If you’re living with rheumatoid arthritis, you already know how it can impact your joints. The pain, swelling and tenderness caused by RA can contribute to a lower quality of life, limited activity and a number of other conditions, including temporomandibular joint disorder (TMD).
TMD is a disorder that affects the jaw joint and the muscles around it. Symptoms can include jaw pain, popping or clicking noises when opening and closing the mouth, and difficulty chewing. While the exact cause of TMD is not known, research suggests that RA may play a role in its development for some people.
What Is RA?
Rheumatoid arthritis is an autoimmune disorder that causes inflammation in the joints. It occurs when the immune system mistakenly attacks healthy joint tissue, leading to swelling, pain and stiffness. Over time, this chronic inflammation can cause damage to the cartilage and bones around a joint, leading to deformity. RA typically affects multiple joints, including those in the hands, wrists, feet, elbows and shoulders.
How Does RA Contribute to TMD?

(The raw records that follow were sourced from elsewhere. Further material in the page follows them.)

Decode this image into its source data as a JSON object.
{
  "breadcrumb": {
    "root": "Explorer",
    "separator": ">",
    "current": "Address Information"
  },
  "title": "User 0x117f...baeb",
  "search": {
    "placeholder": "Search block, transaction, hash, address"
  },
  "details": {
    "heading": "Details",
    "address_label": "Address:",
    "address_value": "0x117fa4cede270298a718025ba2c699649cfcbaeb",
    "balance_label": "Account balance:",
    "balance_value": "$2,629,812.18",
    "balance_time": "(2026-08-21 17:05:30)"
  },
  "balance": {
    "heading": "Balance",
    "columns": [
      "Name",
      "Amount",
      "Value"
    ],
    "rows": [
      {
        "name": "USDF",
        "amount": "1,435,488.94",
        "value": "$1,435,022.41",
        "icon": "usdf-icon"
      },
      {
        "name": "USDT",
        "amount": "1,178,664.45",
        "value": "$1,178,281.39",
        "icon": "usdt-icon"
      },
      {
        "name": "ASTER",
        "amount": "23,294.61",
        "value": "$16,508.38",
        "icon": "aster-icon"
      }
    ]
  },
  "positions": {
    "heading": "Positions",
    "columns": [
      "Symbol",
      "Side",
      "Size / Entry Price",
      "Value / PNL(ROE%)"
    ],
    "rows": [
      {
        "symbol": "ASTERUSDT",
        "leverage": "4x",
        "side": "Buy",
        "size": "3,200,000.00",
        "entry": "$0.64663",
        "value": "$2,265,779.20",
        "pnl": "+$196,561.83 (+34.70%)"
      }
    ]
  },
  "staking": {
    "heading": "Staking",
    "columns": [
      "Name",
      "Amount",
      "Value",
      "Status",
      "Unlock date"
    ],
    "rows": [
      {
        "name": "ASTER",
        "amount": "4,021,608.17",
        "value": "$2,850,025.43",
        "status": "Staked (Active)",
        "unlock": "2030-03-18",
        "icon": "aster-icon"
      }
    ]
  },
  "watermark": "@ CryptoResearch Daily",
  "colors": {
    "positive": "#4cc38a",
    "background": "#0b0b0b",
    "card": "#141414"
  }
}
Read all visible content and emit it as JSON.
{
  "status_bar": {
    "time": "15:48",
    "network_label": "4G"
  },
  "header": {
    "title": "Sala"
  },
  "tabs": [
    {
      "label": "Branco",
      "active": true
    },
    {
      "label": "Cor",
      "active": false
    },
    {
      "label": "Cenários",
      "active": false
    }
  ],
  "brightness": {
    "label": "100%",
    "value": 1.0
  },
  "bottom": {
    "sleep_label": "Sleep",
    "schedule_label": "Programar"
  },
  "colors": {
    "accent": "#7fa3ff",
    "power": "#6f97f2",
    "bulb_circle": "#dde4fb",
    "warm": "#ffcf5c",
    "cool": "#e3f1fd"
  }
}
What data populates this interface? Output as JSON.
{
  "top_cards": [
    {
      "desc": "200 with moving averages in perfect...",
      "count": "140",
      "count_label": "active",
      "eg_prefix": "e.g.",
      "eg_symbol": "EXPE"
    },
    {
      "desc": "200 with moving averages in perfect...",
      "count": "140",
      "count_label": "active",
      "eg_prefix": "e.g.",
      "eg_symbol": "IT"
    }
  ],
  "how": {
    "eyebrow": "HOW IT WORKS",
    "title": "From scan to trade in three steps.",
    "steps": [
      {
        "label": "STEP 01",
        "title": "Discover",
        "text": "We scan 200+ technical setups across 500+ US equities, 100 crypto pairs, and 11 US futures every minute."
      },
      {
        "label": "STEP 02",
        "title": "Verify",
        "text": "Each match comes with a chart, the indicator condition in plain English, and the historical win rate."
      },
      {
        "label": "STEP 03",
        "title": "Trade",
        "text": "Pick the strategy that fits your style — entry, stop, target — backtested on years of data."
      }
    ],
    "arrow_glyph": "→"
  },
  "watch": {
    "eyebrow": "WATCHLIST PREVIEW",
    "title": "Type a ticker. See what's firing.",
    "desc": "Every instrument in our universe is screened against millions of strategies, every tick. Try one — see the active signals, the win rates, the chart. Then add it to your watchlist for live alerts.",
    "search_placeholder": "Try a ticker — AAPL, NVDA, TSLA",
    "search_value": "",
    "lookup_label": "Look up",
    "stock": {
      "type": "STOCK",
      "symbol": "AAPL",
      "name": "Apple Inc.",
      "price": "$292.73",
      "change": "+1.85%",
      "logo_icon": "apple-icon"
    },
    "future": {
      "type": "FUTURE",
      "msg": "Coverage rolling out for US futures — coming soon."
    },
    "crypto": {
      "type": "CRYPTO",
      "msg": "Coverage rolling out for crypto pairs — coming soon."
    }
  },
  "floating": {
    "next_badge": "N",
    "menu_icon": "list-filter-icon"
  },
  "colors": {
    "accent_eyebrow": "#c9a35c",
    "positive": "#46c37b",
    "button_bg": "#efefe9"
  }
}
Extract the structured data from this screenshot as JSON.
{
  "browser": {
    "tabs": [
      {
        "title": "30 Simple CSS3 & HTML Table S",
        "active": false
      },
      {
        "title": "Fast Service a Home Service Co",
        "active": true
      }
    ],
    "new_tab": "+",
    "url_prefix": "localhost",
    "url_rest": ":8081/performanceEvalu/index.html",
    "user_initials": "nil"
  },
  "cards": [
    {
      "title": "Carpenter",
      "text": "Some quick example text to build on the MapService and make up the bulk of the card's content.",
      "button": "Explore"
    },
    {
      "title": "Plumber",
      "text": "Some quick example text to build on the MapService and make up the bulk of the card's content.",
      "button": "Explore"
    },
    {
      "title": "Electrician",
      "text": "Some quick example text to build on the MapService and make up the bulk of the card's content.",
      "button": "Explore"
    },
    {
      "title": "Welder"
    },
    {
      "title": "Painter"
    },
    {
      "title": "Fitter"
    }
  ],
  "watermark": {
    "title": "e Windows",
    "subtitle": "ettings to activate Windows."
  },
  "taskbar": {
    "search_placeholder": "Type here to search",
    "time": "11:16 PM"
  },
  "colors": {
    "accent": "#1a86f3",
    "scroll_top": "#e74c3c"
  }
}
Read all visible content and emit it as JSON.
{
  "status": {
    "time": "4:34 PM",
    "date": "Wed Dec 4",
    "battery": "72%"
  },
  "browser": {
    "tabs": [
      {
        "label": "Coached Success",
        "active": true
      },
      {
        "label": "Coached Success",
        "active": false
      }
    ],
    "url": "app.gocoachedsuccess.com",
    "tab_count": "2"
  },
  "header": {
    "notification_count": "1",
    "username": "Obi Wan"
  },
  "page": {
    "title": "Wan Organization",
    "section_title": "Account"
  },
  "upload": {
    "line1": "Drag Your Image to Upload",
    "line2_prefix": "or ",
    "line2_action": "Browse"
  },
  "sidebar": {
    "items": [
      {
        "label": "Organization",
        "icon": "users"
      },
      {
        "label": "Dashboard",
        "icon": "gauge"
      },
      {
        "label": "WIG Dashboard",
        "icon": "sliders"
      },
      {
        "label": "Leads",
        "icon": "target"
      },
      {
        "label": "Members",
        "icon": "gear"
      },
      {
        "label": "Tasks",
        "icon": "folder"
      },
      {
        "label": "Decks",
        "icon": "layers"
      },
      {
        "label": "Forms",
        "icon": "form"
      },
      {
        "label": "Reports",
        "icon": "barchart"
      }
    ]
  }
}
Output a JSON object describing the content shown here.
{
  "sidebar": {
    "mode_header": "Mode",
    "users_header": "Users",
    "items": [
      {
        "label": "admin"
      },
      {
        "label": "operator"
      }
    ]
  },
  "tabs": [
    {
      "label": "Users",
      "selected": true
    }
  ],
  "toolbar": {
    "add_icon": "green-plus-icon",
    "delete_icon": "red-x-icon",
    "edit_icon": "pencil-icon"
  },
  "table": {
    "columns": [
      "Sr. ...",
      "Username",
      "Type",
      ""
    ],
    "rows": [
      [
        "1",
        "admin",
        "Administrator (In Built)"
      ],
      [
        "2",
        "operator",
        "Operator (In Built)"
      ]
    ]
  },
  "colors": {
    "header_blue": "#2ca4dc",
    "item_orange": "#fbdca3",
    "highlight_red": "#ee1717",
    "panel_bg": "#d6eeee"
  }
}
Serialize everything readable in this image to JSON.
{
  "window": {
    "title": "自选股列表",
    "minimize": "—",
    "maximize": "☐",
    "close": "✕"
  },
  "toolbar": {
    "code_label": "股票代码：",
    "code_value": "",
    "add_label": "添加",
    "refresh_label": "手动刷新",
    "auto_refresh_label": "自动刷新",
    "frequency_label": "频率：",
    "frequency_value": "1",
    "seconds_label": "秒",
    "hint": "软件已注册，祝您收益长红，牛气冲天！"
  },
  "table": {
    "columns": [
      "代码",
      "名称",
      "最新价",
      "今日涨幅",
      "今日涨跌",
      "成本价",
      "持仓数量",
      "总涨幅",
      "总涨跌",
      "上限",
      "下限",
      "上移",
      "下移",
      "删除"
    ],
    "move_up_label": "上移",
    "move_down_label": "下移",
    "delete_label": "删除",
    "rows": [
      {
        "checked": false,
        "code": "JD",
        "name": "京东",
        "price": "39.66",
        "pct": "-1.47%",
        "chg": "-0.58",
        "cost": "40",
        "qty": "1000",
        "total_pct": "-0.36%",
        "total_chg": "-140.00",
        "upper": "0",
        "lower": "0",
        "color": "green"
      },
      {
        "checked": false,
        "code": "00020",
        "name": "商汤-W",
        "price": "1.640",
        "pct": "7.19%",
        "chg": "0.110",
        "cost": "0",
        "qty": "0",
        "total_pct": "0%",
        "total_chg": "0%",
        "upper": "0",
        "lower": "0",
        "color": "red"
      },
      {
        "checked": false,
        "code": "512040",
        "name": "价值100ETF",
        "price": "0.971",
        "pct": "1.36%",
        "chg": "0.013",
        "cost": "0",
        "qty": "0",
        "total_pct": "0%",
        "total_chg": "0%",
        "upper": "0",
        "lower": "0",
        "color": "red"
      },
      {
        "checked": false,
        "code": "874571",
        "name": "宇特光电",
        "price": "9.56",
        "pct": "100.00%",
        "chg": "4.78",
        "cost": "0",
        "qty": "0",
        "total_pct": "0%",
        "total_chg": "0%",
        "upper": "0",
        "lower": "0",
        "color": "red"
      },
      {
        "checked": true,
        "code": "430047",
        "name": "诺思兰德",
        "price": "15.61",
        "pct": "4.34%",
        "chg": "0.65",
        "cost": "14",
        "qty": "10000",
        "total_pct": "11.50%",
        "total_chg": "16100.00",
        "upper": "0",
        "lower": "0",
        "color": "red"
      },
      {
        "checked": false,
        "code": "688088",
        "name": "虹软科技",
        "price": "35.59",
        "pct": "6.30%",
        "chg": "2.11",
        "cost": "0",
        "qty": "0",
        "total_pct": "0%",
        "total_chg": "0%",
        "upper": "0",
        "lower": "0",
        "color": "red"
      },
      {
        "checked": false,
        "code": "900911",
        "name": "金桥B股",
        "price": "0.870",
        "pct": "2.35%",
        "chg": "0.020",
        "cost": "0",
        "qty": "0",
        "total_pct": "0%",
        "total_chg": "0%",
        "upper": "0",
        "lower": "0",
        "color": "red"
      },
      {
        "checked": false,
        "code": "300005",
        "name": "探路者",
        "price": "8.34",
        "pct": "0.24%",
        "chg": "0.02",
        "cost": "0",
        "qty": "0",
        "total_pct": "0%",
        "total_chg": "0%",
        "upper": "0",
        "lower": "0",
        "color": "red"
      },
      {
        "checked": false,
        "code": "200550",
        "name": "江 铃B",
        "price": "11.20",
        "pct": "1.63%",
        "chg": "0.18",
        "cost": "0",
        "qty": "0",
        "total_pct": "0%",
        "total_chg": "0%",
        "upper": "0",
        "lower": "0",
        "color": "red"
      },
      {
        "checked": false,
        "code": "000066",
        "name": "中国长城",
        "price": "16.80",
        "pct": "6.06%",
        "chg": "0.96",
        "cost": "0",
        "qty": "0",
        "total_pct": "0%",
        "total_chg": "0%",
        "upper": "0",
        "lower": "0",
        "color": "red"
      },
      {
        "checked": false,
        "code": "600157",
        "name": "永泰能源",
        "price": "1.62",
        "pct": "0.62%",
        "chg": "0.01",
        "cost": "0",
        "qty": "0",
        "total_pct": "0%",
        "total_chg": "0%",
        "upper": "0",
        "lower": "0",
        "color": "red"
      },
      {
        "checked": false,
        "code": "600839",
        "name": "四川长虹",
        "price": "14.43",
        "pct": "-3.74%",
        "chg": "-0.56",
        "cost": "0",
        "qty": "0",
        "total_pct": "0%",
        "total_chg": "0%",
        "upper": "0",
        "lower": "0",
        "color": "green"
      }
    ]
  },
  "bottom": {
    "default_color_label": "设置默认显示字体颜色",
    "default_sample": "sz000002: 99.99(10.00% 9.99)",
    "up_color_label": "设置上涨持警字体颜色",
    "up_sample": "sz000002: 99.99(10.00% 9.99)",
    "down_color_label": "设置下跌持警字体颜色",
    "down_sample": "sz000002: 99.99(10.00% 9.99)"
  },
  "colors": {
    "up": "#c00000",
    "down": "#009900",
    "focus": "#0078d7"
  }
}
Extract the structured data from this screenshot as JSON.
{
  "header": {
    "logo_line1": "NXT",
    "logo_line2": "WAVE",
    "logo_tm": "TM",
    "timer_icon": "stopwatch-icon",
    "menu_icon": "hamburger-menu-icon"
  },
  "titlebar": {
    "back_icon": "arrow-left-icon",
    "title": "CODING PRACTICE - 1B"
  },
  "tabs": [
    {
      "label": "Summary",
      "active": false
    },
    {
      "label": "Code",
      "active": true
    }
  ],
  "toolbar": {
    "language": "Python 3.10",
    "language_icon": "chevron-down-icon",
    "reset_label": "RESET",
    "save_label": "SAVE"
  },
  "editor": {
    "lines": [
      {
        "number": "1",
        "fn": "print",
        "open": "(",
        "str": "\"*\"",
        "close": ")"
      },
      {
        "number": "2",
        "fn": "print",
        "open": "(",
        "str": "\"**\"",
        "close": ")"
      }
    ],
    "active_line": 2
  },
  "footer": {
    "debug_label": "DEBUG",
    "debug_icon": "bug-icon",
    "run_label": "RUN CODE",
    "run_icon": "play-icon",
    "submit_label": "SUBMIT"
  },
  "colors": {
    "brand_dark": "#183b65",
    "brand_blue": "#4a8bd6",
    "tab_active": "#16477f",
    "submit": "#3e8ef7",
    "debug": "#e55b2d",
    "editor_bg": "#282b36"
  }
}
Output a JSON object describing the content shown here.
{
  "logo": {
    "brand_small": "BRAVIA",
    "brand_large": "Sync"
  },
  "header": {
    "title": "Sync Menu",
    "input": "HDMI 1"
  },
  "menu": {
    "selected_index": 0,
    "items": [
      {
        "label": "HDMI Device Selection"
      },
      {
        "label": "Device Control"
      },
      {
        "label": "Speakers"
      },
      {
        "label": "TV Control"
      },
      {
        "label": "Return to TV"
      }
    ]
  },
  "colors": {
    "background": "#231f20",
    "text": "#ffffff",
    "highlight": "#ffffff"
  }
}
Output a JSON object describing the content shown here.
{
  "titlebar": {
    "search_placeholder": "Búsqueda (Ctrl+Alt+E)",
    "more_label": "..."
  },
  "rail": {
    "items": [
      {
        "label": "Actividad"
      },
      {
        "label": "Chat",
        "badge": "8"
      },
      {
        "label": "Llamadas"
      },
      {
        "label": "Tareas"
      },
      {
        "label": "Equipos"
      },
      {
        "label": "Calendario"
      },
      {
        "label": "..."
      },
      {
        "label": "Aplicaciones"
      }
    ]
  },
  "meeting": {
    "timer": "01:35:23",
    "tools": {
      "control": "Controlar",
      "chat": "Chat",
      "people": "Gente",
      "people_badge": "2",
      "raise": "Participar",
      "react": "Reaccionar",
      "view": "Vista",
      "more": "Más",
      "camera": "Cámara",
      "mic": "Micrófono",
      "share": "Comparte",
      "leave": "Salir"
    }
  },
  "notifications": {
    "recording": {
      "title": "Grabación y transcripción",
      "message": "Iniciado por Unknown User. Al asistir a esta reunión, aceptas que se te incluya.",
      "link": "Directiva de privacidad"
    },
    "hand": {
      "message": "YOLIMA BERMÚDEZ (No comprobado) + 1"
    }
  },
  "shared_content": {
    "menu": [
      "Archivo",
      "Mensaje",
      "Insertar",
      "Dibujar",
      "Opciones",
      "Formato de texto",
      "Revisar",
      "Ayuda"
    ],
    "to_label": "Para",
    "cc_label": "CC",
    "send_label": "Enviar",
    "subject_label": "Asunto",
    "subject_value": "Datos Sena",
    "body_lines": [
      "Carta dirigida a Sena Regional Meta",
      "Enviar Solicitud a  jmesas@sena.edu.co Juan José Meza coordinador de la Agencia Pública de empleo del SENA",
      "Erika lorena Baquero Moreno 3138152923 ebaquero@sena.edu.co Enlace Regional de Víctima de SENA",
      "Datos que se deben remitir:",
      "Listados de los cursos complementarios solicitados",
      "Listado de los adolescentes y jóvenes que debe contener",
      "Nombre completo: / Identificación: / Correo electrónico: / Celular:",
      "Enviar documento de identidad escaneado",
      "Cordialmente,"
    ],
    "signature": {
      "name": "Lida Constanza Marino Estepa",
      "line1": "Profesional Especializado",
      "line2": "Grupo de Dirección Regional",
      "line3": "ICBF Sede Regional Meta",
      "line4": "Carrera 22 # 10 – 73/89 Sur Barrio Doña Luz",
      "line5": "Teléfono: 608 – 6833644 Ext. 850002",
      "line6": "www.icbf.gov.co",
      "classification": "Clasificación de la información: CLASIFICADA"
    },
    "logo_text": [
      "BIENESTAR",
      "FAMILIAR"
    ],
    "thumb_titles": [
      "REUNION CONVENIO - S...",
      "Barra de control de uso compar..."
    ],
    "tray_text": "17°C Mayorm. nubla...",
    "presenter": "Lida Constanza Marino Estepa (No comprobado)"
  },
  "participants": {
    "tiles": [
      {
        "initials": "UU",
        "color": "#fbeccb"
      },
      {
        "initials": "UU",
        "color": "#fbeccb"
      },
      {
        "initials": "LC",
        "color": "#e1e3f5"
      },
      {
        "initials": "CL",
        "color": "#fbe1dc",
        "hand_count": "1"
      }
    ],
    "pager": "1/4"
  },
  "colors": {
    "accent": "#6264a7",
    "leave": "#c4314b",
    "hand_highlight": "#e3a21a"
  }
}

Rheumatoid arthritis can affect the temporomandibular joint in several ways. For instance, if RA leads to inflammation of the joint, it can cause pain and stiffness that can interfere with the normal movement of the jaw. Additionally, if RA has caused deformity of other joints in the body (such as the shoulders, wrists or hands), it can lead to poor posture and an unbalanced bite, which can put extra stress on the jaw joint.
In some cases, RA can cause damage to the cartilage and bones in the jaw joint itself. Damage to this delicate structure can lead to misalignment of the jaw, further contributing to TMD symptoms.
Who Gets RA?
Rheumatoid arthritis is a chronic condition that can affect people of any age, gender or ethnic background. The condition is more prevalent among women than men and typically begins between the ages of 30 and 50. Early diagnosis and treatment of RA can help reduce the risk of developing complications like TMD.
RA is an autoimmune inflammatory disorder that is caused by the body’s immune system turning on its own joints. Other autoimmune diseases include lupus, thyroiditis and multiple sclerosis. Many autoimmune conditions have joint involvement and painful joint systems.
Risk Factors Contributing to the Development of RA
There are rheumatoid factors that can contribute to the development of RA. These include:
- Age: Risk increases with age.
- Genetics: Having a family history of RA.
- Gender: Women are at higher risk than men.
- Infection: Certain infections may trigger the development of RA.
- Environmental factors: Exposure to certain environmental toxins may increase your risk.
What Are The Signs of TMD?
TMD can cause a number of common symptoms, including joint inflammation, pain or tenderness in the jaw, difficulty opening and closing the mouth, headaches, and earaches. Other signs may include popping or clicking noises when moving the jaw, a locked jaw that is difficult to open or close, and facial pain. If you experience any of these symptoms, it’s important to contact your doctor for diagnosis and treatment.
Treatment of TMD Caused by RA
If you have TMD and RA, your doctor may recommend a combination of treatments. For instance, anti-inflammatory medications can help reduce inflammation and pain. Physical therapy may also be recommended to help improve posture and jaw alignment. Surgery may also be an option in cases where the joint has become severely misaligned or damaged due to RA.
Risk Factors Contributing to the Development of TMD
There are several risk factors that can contribute to the development of TMD. These include:
- Bruxism: Clenching or grinding your teeth can put extra stress on the temporomandibular joint and lead to TMD.
- Injury: Trauma or injury to the jaw can cause the joint to become misaligned, leading to TMD.
- Poor posture: Poor posture can lead to an unbalanced bite, which can put extra stress on the jaw joint.
- Stress: Stress can cause the muscles of the jaw to become tense and tight, resulting in pain and difficulty moving the jaw.
Another contributing factor to painful jaw joint symptoms and the development of TMJ issues is a bad or unbalanced bite.
If left untreated, RA and TMD together can contribute to serious jaw problems and loss of function of the jaw, decreased range of motion of the jaw and a significant impact on one’s quality of life.
Rheumatoid arthritis is a chronic autoimmune disorder that can lead to inflammation and damage to joints throughout the body. In some cases, RA can cause inflammation and damage to the temporomandibular joint, leading to the development of TMD. Risk factors for developing TMD include bruxism, injury, poor posture, stress and a bad or unbalanced bite. Treatment of TMD caused by RA typically involves anti-inflammatory medications, physical therapy and in some cases surgery.